Concerns about accounting overload are real, given the major changes the standards board is ushering in with its three new standards, said Kristi Illuzzi, senior technical manager for the AICPA's technical issues committee.
“I’ve read articles that claim FASB is cramming a decade’s worth of new standards into a few years, and I think that’s a fair assessment,” Illuzzi said. “I really can’t think of a time where FASB issued so many significant standards in less than a 10-year period.”
To convert to the leasing standard, privately held companies must develop new controls and spreadsheets, as well as evaluate buying software and hiring consultants, Illuzzi said.
“This is a big private-company issue,” she said. “They’re just not ready to adopt these standards.”

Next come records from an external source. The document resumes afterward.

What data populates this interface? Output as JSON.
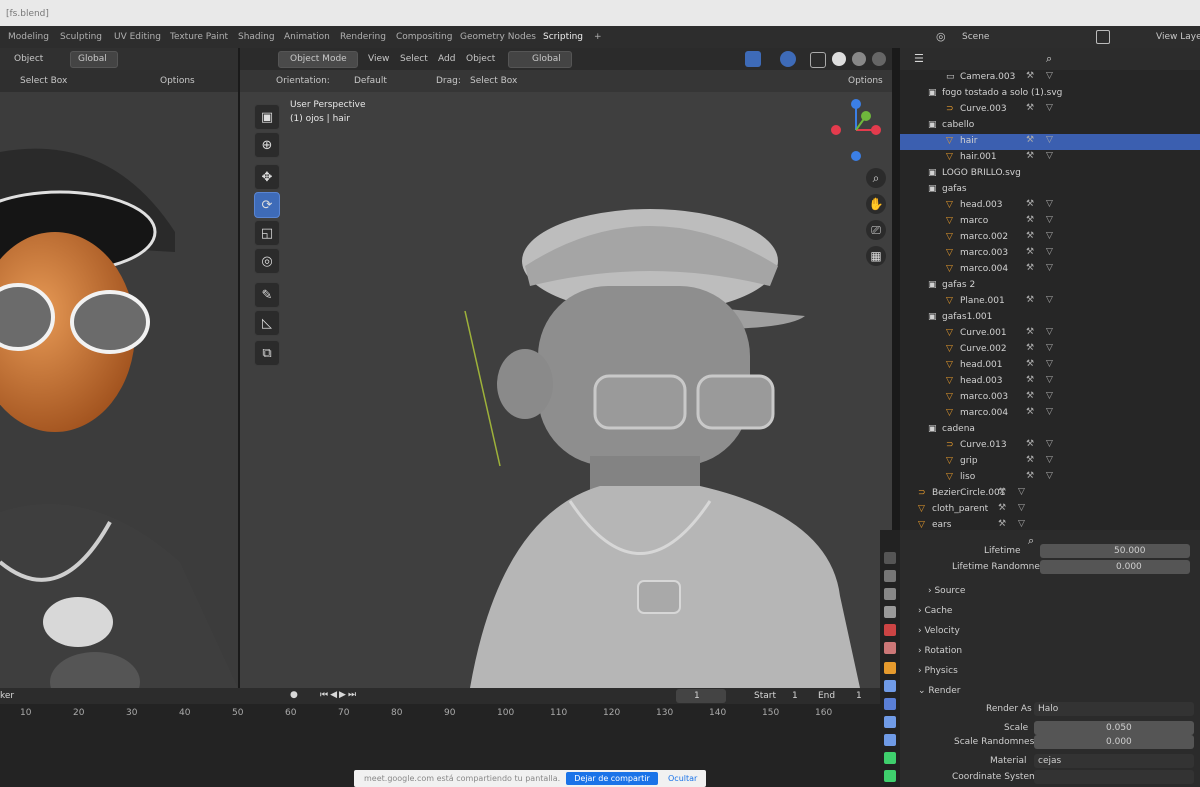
{
  "window": {
    "title": "[fs.blend]"
  },
  "workspace_tabs": [
    "Modeling",
    "Sculpting",
    "UV Editing",
    "Texture Paint",
    "Shading",
    "Animation",
    "Rendering",
    "Compositing",
    "Geometry Nodes",
    "Scripting",
    "+"
  ],
  "top_right": {
    "scene": "Scene",
    "view_layer": "View Layer"
  },
  "left_view": {
    "header": [
      "Object",
      "Global",
      "Select Box",
      "Options"
    ]
  },
  "main_view": {
    "header": {
      "mode": "Object Mode",
      "view": "View",
      "select": "Select",
      "add": "Add",
      "object": "Object",
      "transform": "Global"
    },
    "subheader": {
      "orientation_label": "Orientation:",
      "orientation_value": "Default",
      "drag_label": "Drag:",
      "drag_value": "Select Box",
      "options": "Options"
    },
    "overlay_title": "User Perspective",
    "overlay_sub": "(1) ojos | hair"
  },
  "outliner": {
    "rows": [
      {
        "label": "Camera.003",
        "indent": 46,
        "type": "camera"
      },
      {
        "label": "fogo tostado a solo (1).svg",
        "indent": 28,
        "type": "collection"
      },
      {
        "label": "Curve.003",
        "indent": 46,
        "type": "curve"
      },
      {
        "label": "cabello",
        "indent": 28,
        "type": "collection"
      },
      {
        "label": "hair",
        "indent": 46,
        "type": "mesh",
        "selected": true
      },
      {
        "label": "hair.001",
        "indent": 46,
        "type": "mesh"
      },
      {
        "label": "LOGO BRILLO.svg",
        "indent": 28,
        "type": "collection"
      },
      {
        "label": "gafas",
        "indent": 28,
        "type": "collection"
      },
      {
        "label": "head.003",
        "indent": 46,
        "type": "mesh"
      },
      {
        "label": "marco",
        "indent": 46,
        "type": "mesh"
      },
      {
        "label": "marco.002",
        "indent": 46,
        "type": "mesh"
      },
      {
        "label": "marco.003",
        "indent": 46,
        "type": "mesh"
      },
      {
        "label": "marco.004",
        "indent": 46,
        "type": "mesh"
      },
      {
        "label": "gafas 2",
        "indent": 28,
        "type": "collection"
      },
      {
        "label": "Plane.001",
        "indent": 46,
        "type": "mesh"
      },
      {
        "label": "gafas1.001",
        "indent": 28,
        "type": "collection"
      },
      {
        "label": "Curve.001",
        "indent": 46,
        "type": "mesh"
      },
      {
        "label": "Curve.002",
        "indent": 46,
        "type": "mesh"
      },
      {
        "label": "head.001",
        "indent": 46,
        "type": "mesh"
      },
      {
        "label": "head.003",
        "indent": 46,
        "type": "mesh"
      },
      {
        "label": "marco.003",
        "indent": 46,
        "type": "mesh"
      },
      {
        "label": "marco.004",
        "indent": 46,
        "type": "mesh"
      },
      {
        "label": "cadena",
        "indent": 28,
        "type": "collection"
      },
      {
        "label": "Curve.013",
        "indent": 46,
        "type": "curve"
      },
      {
        "label": "grip",
        "indent": 46,
        "type": "mesh"
      },
      {
        "label": "liso",
        "indent": 46,
        "type": "mesh"
      },
      {
        "label": "BezierCircle.001",
        "indent": 18,
        "type": "curve"
      },
      {
        "label": "cloth_parent",
        "indent": 18,
        "type": "mesh"
      },
      {
        "label": "ears",
        "indent": 18,
        "type": "mesh"
      }
    ]
  },
  "properties": {
    "lifetime_label": "Lifetime",
    "lifetime_value": "50.000",
    "lifetime_rand_label": "Lifetime Randomness",
    "lifetime_rand_value": "0.000",
    "sections": [
      "Source",
      "Cache",
      "Velocity",
      "Rotation",
      "Physics",
      "Render"
    ],
    "render_as_label": "Render As",
    "render_as_value": "Halo",
    "scale_label": "Scale",
    "scale_value": "0.050",
    "scale_rand_label": "Scale Randomness",
    "scale_rand_value": "0.000",
    "material_label": "Material",
    "material_value": "cejas",
    "coord_label": "Coordinate System"
  },
  "timeline": {
    "ticks": [
      "10",
      "20",
      "30",
      "40",
      "50",
      "60",
      "70",
      "80",
      "90",
      "100",
      "110",
      "120",
      "130",
      "140",
      "150",
      "160"
    ],
    "current": "1",
    "start_label": "Start",
    "start_value": "1",
    "end_label": "End",
    "end_value": "1",
    "left_label": "ker"
  },
  "sharebar": {
    "message": "meet.google.com está compartiendo tu pantalla.",
    "stop_button": "Dejar de compartir",
    "hide": "Ocultar"
  }
}
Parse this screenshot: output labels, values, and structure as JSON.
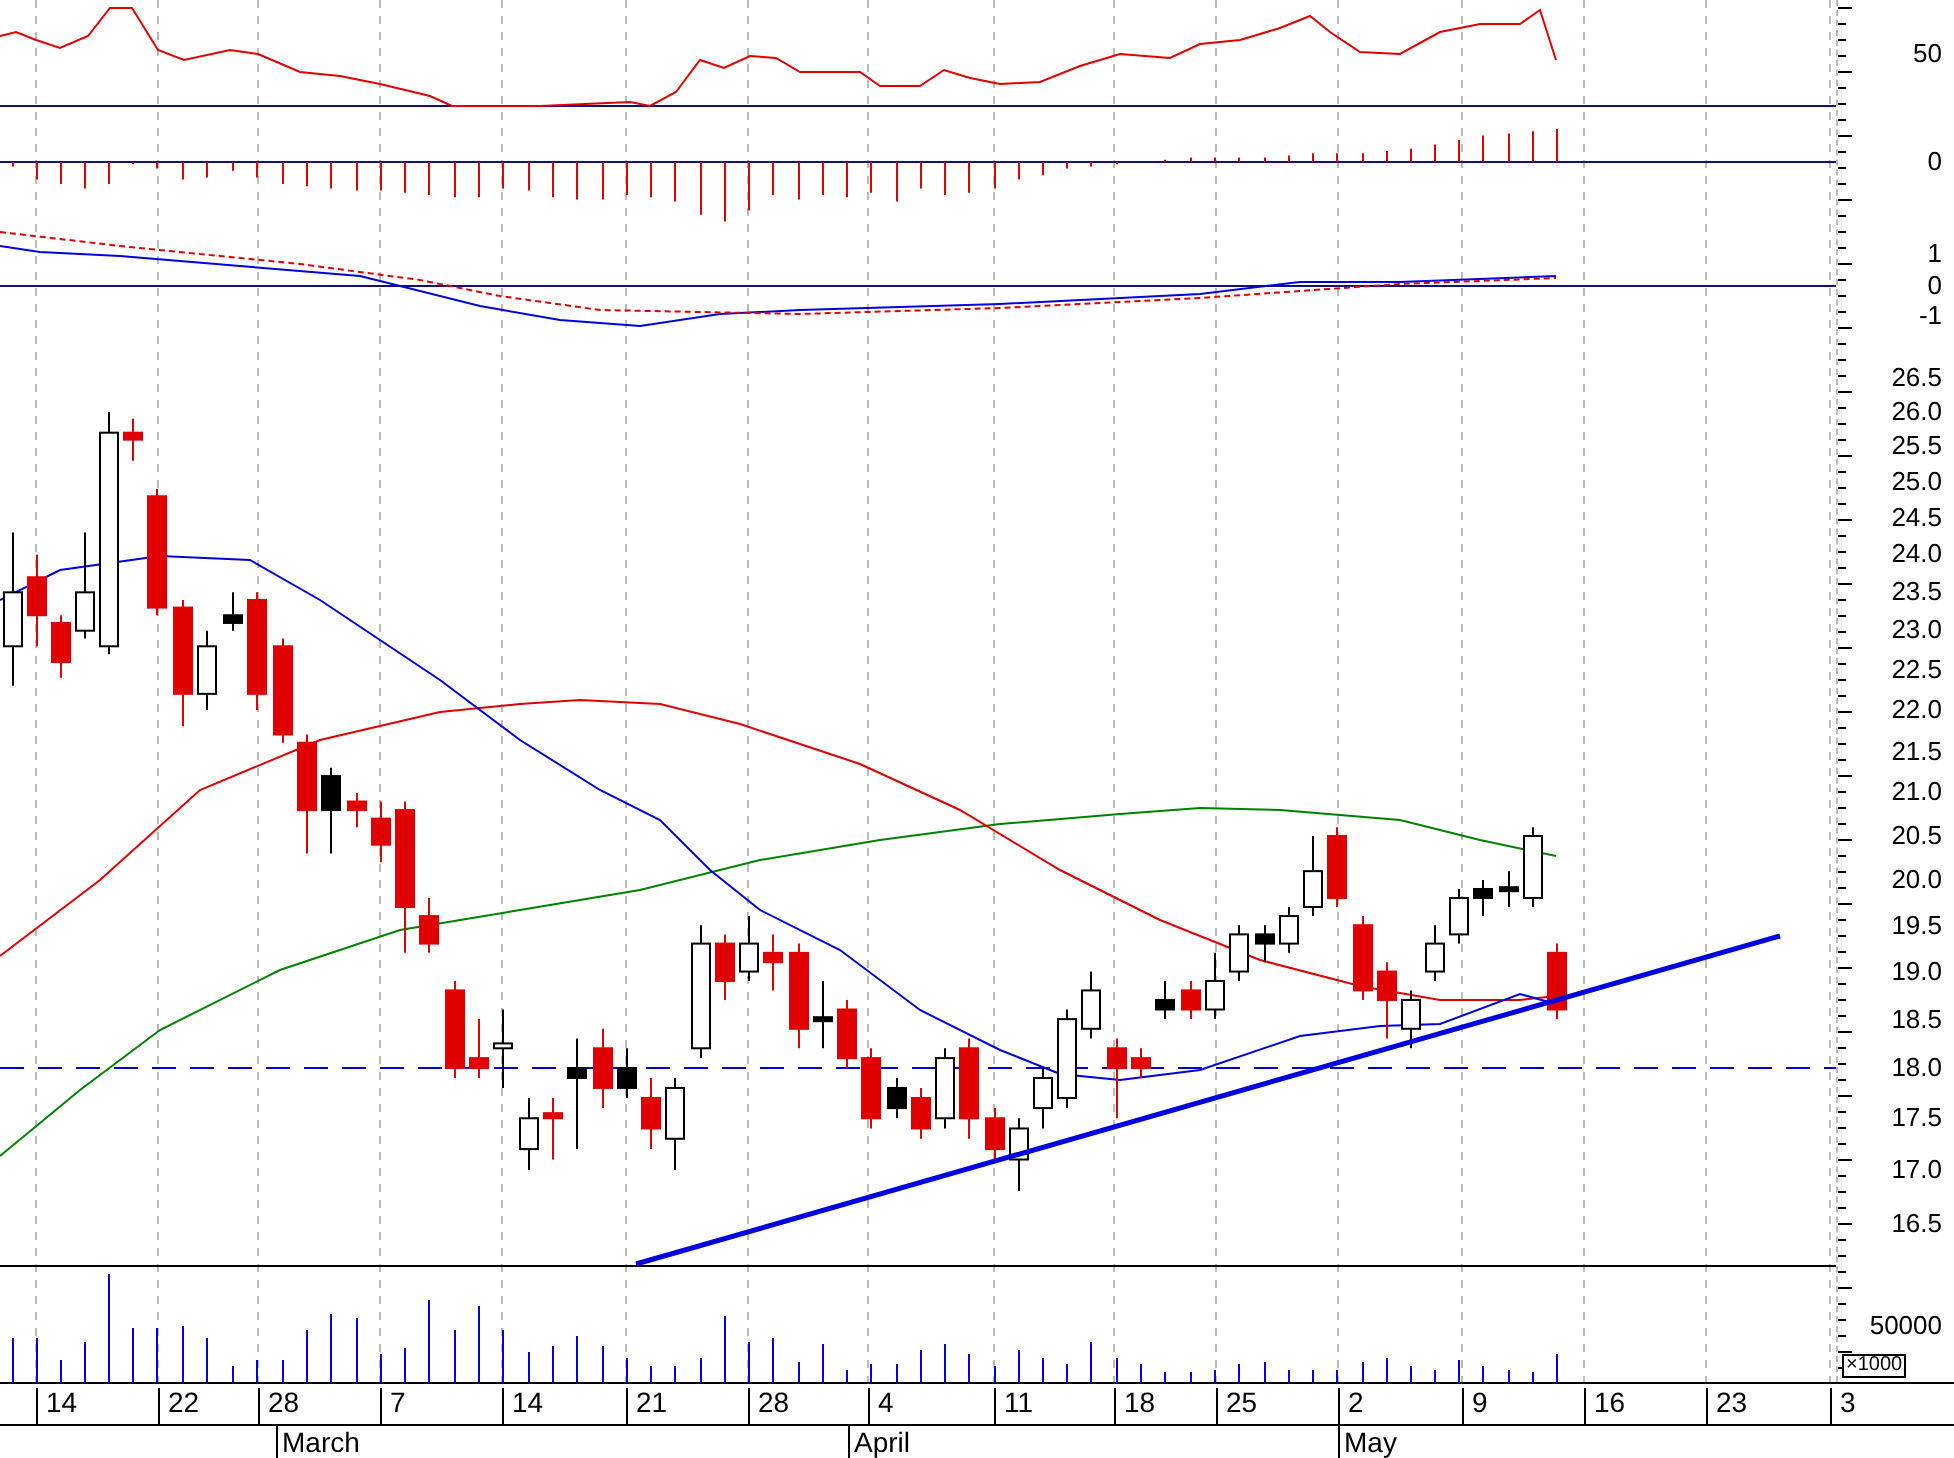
{
  "right_axis": {
    "rsi": [
      "50"
    ],
    "histogram": [
      "0"
    ],
    "macd": [
      "1",
      "0",
      "-1"
    ],
    "price": [
      "26.5",
      "26.0",
      "25.5",
      "25.0",
      "24.5",
      "24.0",
      "23.5",
      "23.0",
      "22.5",
      "22.0",
      "21.5",
      "21.0",
      "20.5",
      "20.0",
      "19.5",
      "19.0",
      "18.5",
      "18.0",
      "17.5",
      "17.0",
      "16.5"
    ],
    "volume": [
      "50000"
    ],
    "volume_unit": "×1000"
  },
  "date_axis": {
    "days": [
      "14",
      "22",
      "28",
      "7",
      "14",
      "21",
      "28",
      "4",
      "11",
      "18",
      "25",
      "2",
      "9",
      "16",
      "23",
      "3"
    ],
    "months": [
      "March",
      "April",
      "May"
    ]
  }
}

Under the new leasing standard, virtually all lease agreements must be recorded as liabilities and assets on the balance sheet. Previously, FASB recognized two categories of leases — operating and financial — and only financial leases had to be included in the balance sheet.
For banks, the impact is twofold. First, their own lease agreements, most notably for branches and office space, must go on balance sheet. Before, they could be classified as operating leases.
Second, and more importantly, the lease-related liabilities expected to flow onto the balance sheets of borrowers are likely to influence leverage and debt-to-equity ratios, potentially triggering the need to renegotiate covenants.
“It’s hard to say how that plays out,” Illuzi said. “It depends on banks and what they’re willing to accept. We don’t have a clear picture yet.”
Implementation of the revenue recognition standard began in January 2018, followed a year later by lease accounting. CECL is set to take effect for public companies in January — provided Congress doesn’t intervene.
For months, the American Bankers Association has been pushing for a delay for CECL.
James Ballentine, the association's executive director of congressional and political affairs, sent a letter on Wednesday to Rep. Gregory Meeks, D-N.Y., the chairman of the House’s consumer protection and financial affairs subcommittee, reiterating the ABA's call for a yearlong delay to conduct a quantitative impact study. The ABA insists that CECL will be countercyclical, driving up loan-loss reserves and reducing the availability of credit during downturns.
“Accounting that overstates loss reserves during an economic downturn will aggravate the procyclicality and that is what we believe CECL will do,” Ballentine wrote.
A week earlier, a bipartisan group of lawmakers led by Reps. Vincente Gonzalez, D-Texas, and Roger Williams, R-Texas, wrote to Securities and Exchange Commission Chairman Jay Clayton, expressing similar concerns.
“In the next severe downturn, CECL will hurt banks, but it will hurt borrowers and the economy at least as much and probably worse,” Gonzalez and Williams wrote.
According to Rep. Blaine Luetkemeyer, R-Mo., who signed the letter to Clayton, lawmakers are preparing legislation to delay CECL implementation.
“My solution is to solution is to stop implementation and have FASB study this,” Luetkemeyer said earlier this month at a conference in Washington organized by Deloitte.
“We have a bill that we’re trying to put together right now … which would cause a delay and then ask for a study,” Luetkemeyer added. “I know in the Senate they’re looking at the same thing. ... Whenever both sides of the building are working on something there’s a good chance something gets done.”
While signaling a willingness to consider changes to the leasing standard's implementation schedule, FASB is pushing back against calls to delay CECL. At the Deloitte conference, board member Hal Schroeder said the standard would lead to a stronger economy.
“I strongly believe CECL achieves the FASB’s mission,” Schroeder said. “That is to provide investors and other users with better decision-useful information. In turn, better information should contribute to improved pricing and capital allocation decisions. And, by extension, a safer financial system and a more resilient economy.”